The fourth fundamental component of Judaism is teshuvah. Teshuvah literally means response, and it also means to turn. Teshvuah is our response to the question: What happens when we get off track? What happens when we are out of integrity? What happens when we have undermined some aspect of our covenantal relationships? What happens when we find ourselves isolated and separate, hurt or having caused hurt, our perspective ego-centric, our spirits contracted, our bodies clenched.
How do we self-correct? We turn. Teshuvah.
Deep down, that’s what these ten days from Rosh HaShanah through Yom Kippur are for. Indeed the ancient rabbis termed these days Aseret Y’mei ha-Teshuvah – the Ten Days of Teshuvah.
Rosh HaShanah is where we look and see where we are. It is the Day of Judgment, the day of discernment, the day of seeing the truth, and the day we begin to respond to the truth that we have seen. We turn, we return to who we really are – created in the image of God to be in and act out of covenantal relationship with human beings, with the Earth and with the One who is eternally in covenantal relationship with us.
If Rosh HaShanah is the Day of Judgment, then Yom Kippur is the day of grace, the day of forgiveness. We are forgiven for the teshuvah that we have not yet been able to complete on our own. Because any relationship that matters is not simply about doing, it’s also about forgiving what can’t yet be done. And sometimes it is the act of forgiving that permits teshuvah to begin again.
So to summarize. The four fundamental components of Judaism are:
- Brit/Covenant – we are, each of us, part of relationships that matter, including relationship with the Earth and the One who calls us into being
- Torah –the arrow and the bow and the flight of the arrow, our covenantal vows, the ongoing inter-generational conversation about what it means to live into covenant
- Mitzvah – the decisions and actions that express and enhance being in covenant
- Teshuvah – the work, the hard work of course correction when we get off track.

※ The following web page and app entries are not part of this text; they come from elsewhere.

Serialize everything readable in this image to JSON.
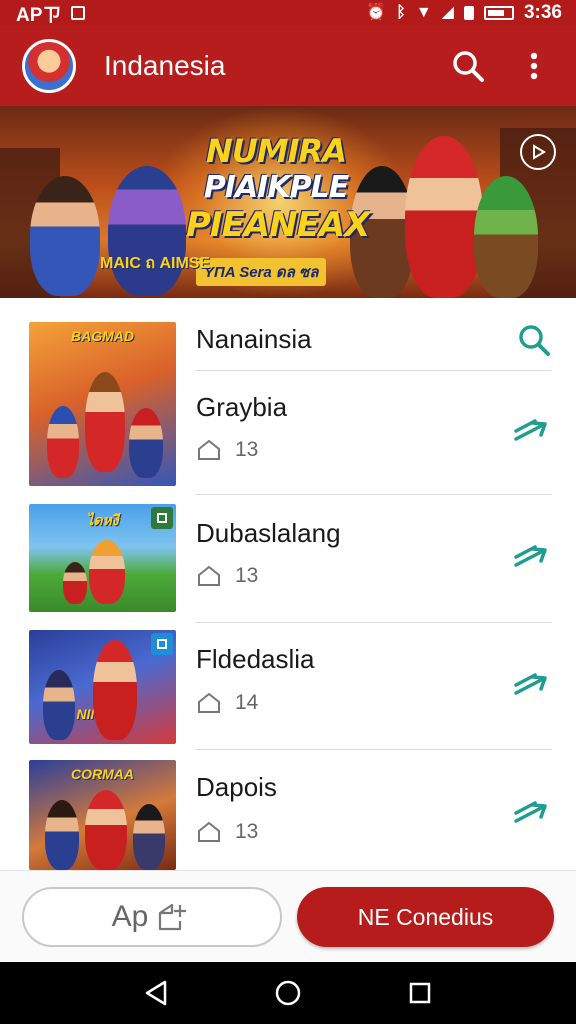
{
  "status_bar": {
    "left_text": "APㄗ",
    "right_text": "3:36"
  },
  "app_bar": {
    "title": "Indanesia"
  },
  "banner": {
    "line1": "NUMIRA",
    "line2": "PIAIKPLE",
    "line3": "PIEANEAX",
    "subtitle": "ΥΠΑ Sera ดล ซล",
    "badge": "MAIC ถ AIMSE"
  },
  "list": {
    "items": [
      {
        "title": "Nanainsia",
        "count": "",
        "thumb_label": "BAGMAD",
        "action_icon": "search-icon"
      },
      {
        "title": "Graybia",
        "count": "13",
        "thumb_label": "",
        "action_icon": "forward-arrows-icon"
      },
      {
        "title": "Dubaslalang",
        "count": "13",
        "thumb_label": "ไดหงี",
        "action_icon": "forward-arrows-icon"
      },
      {
        "title": "Fldedaslia",
        "count": "14",
        "thumb_label": "NINIRIN",
        "action_icon": "forward-arrows-icon"
      },
      {
        "title": "Dapois",
        "count": "13",
        "thumb_label": "CORMAA",
        "action_icon": "forward-arrows-icon"
      }
    ]
  },
  "bottom": {
    "secondary_label": "Ap",
    "primary_label": "NE Conedius"
  },
  "colors": {
    "brand_red": "#b81d1d",
    "accent_teal": "#1f9e8e"
  }
}
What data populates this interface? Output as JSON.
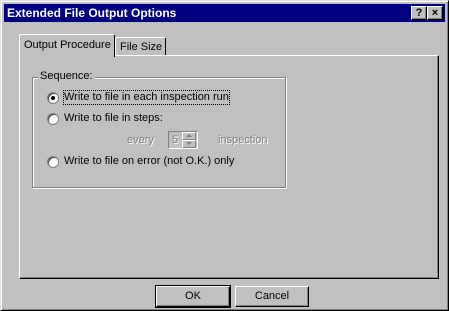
{
  "window": {
    "title": "Extended File Output Options",
    "help_button": "?",
    "close_button": "×"
  },
  "tabs": [
    {
      "label": "Output Procedure",
      "selected": true
    },
    {
      "label": "File Size",
      "selected": false
    }
  ],
  "sequence": {
    "label": "Sequence:",
    "options": [
      {
        "label": "Write to file in each inspection run",
        "selected": true
      },
      {
        "label": "Write to file in steps:",
        "selected": false
      },
      {
        "label": "Write to file on error (not O.K.) only",
        "selected": false
      }
    ],
    "steps": {
      "prefix": "every",
      "value": "5",
      "suffix": "inspection"
    }
  },
  "buttons": {
    "ok": "OK",
    "cancel": "Cancel"
  },
  "colors": {
    "titlebar": "#000080",
    "face": "#c0c0c0",
    "disabled_text": "#808080"
  }
}
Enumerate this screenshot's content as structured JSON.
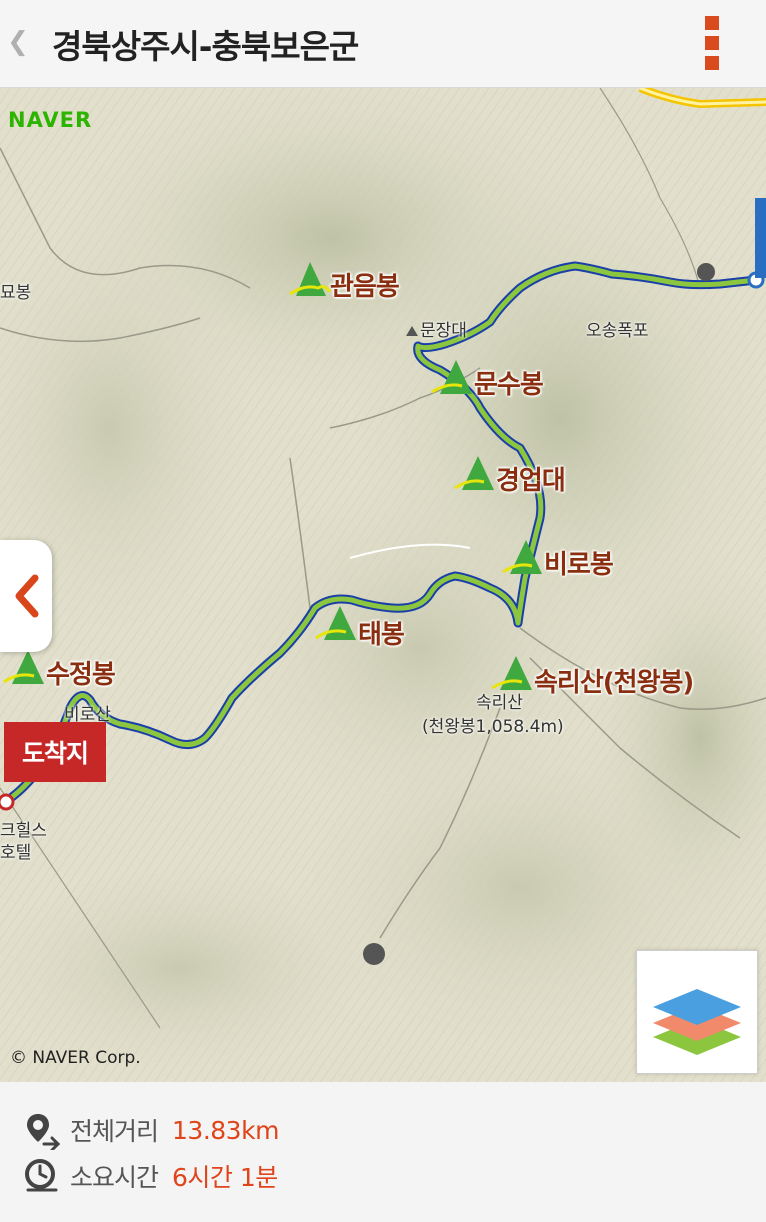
{
  "header": {
    "back_icon": "chevron-left-icon",
    "title": "경북상주시-충북보은군",
    "menu_icon": "kebab-menu-icon"
  },
  "map": {
    "provider_logo": "NAVER",
    "copyright": "© NAVER Corp.",
    "peaks": [
      {
        "name": "관음봉"
      },
      {
        "name": "문수봉"
      },
      {
        "name": "경업대"
      },
      {
        "name": "비로봉"
      },
      {
        "name": "태봉"
      },
      {
        "name": "속리산(천왕봉)"
      },
      {
        "name": "수정봉"
      }
    ],
    "places": [
      {
        "name": "오송폭포"
      },
      {
        "name": "속리산"
      },
      {
        "name": "(천왕봉1,058.4m)"
      },
      {
        "name": "묘봉"
      },
      {
        "name": "문장대"
      },
      {
        "name": "크힐스"
      },
      {
        "name": "호텔"
      },
      {
        "name": "비로산"
      }
    ],
    "arrival_label": "도착지",
    "side_toggle_icon": "chevron-left-icon",
    "layers_icon": "layers-icon",
    "route_colors": {
      "fill": "#8cc63f",
      "outline": "#1a3fa8"
    }
  },
  "summary": {
    "distance_label": "전체거리",
    "distance_value": "13.83km",
    "time_label": "소요시간",
    "time_value": "6시간 1분"
  }
}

Here we are, the first day of the new year, 5777. We may feel divided from each other. But deep deep down we know that is but a very partial truth. Deep down we are connected. We are in a covenant with each other and with the Earth and with the One who is continually calling us into covenant with each other and with the Earth. That’s the deepest human truth that Judaism calls us to witness.
So now what will we do? What is the one thing we cannot not do? What will we do when we depart this sacred space? What will we do about those places in our lives where we are off course? What will we do about those places in our lives where we are hurting and isolated? Will we take steps to return? Even when those steps are the hardest thing we have ever done? And when they are too hard, can we ask for help?
That’s the purpose of our next prayer, Avinu Malkeinu. Let us rise, and help each other, ask for the help each of us needs to respond, to return.